During the phase I treatment phase, the investigators administered a flat 200 million (M) dose of CD19:28z-CAR T cells, including 11 and 2 autologous and allogeneic donor products, respectively. Only 2 out of 13 patients who received 200 M CAR+ T cells were ineligible for dose escalation or evaluation for disease response. Ineligibility was attributed to one patient who received <80 percent of the initially prescribed treatment dose of 100 M, whereas the other ineligible patient was categorized as having CD19-negative extramedullary disease.

The researchers sought to evaluate the safety and activity of the Tn/mem-enriched CD19:28z CAR T-cell platform in the enrolled relapsed/refractory ALL patients. Additionally, the researchers sought to identify a phase II recommended dose and examined rates of toxicity and disease response in the cohort.

No dose-limiting toxicities were observed in the 13 patients treated with the CAR T-cell platform. Toxicities possibly or definitely related to study treatment were considered mild, and all toxicities were reversible. Cytokine release syndrome (CRS) of grade 2 was observed in two patients, and CRS of grade 3 was observed in another two patients. Additionally, a total of three patients and two patients had grade 2 and grade 3 neurotoxicity, respectively.

In 11 patients who were deemed evaluable for response, complete responses were observed in four patients by minimal residual disease (MRD) negativity by flow. Similarly, complete remission with incomplete blood count recovery was observed in seven patients, with six of these patients demonstrating MRD negativity. The researchers observed a median response duration of 81 days (39-286 days) at time of last follow-up or HSCT start. Eight patients received HSCT at median of 69 days (39-103 days) following infusion with CAR.
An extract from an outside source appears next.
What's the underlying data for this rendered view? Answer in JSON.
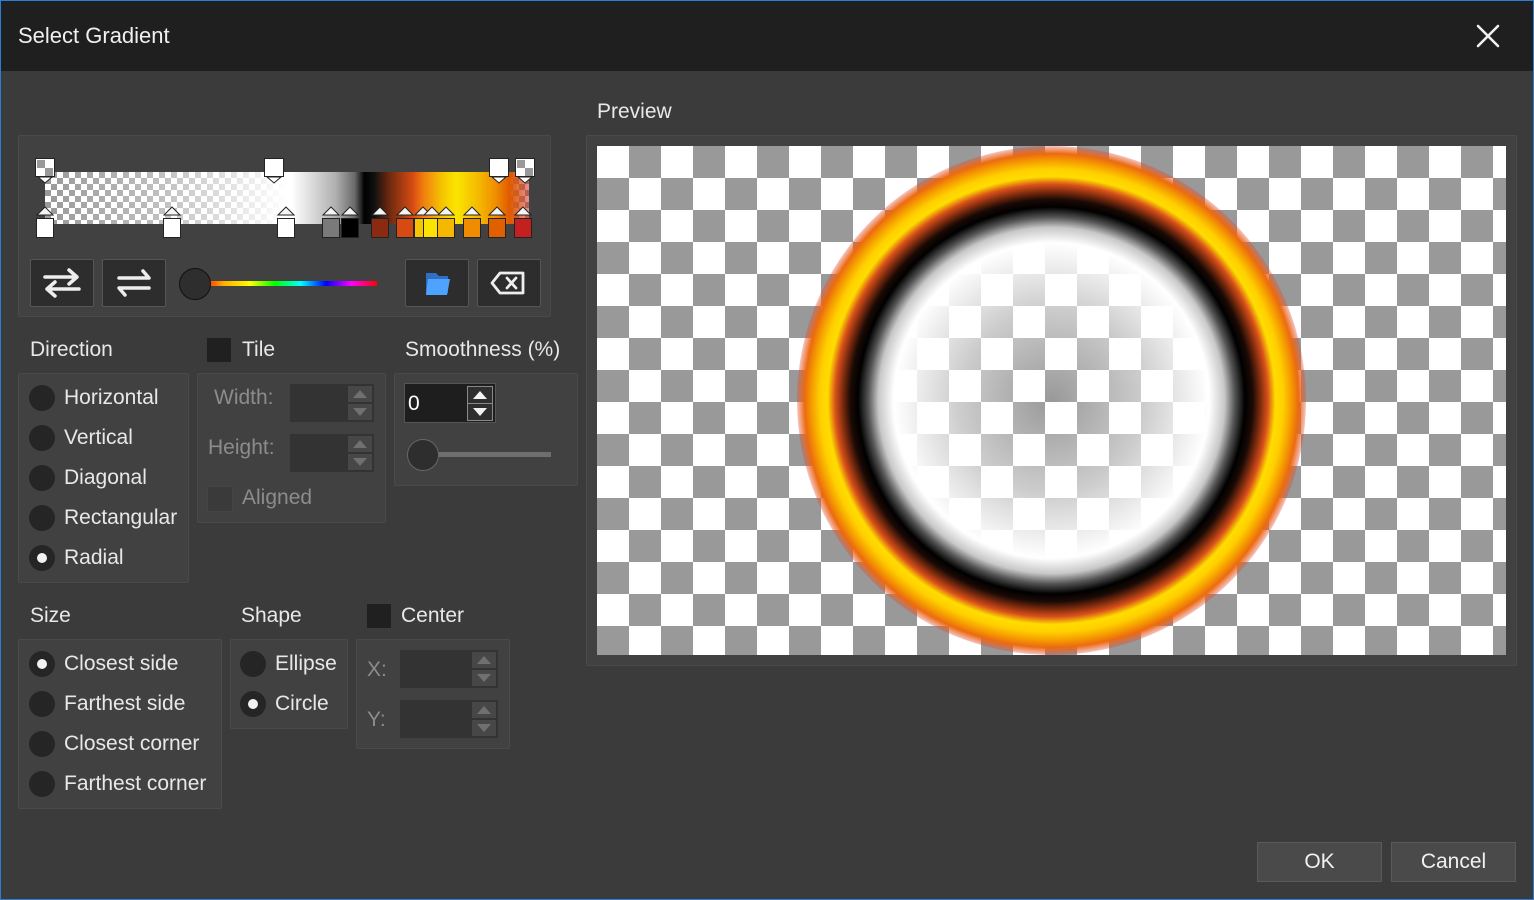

Limitations of the study include its small patient cohort, the lack of a comparator or placebo group, and the limited follow-up.

"We were amazed at the difference between the early arm 1 on this study to [after treatment] in regard to activity just by tweaking the manufacturing platform," Khaled added when asked about what findings surprised him during the study. Additionally, he noted that, while the findings were promising, challenges still remain in studying this cohort of patients.

"Most of the patients had a very early relapse or refractory disease, so one challenge that we had is that the patients were referred to us very late in the disease, which makes it very hard to collect cells and make the product," he said. Most of the patients in the cohort were also heavily pretreated, he stated, so these preliminary findings may not generalize to treatment-naïve patients with ALL.

Brandon May is a contributing writer.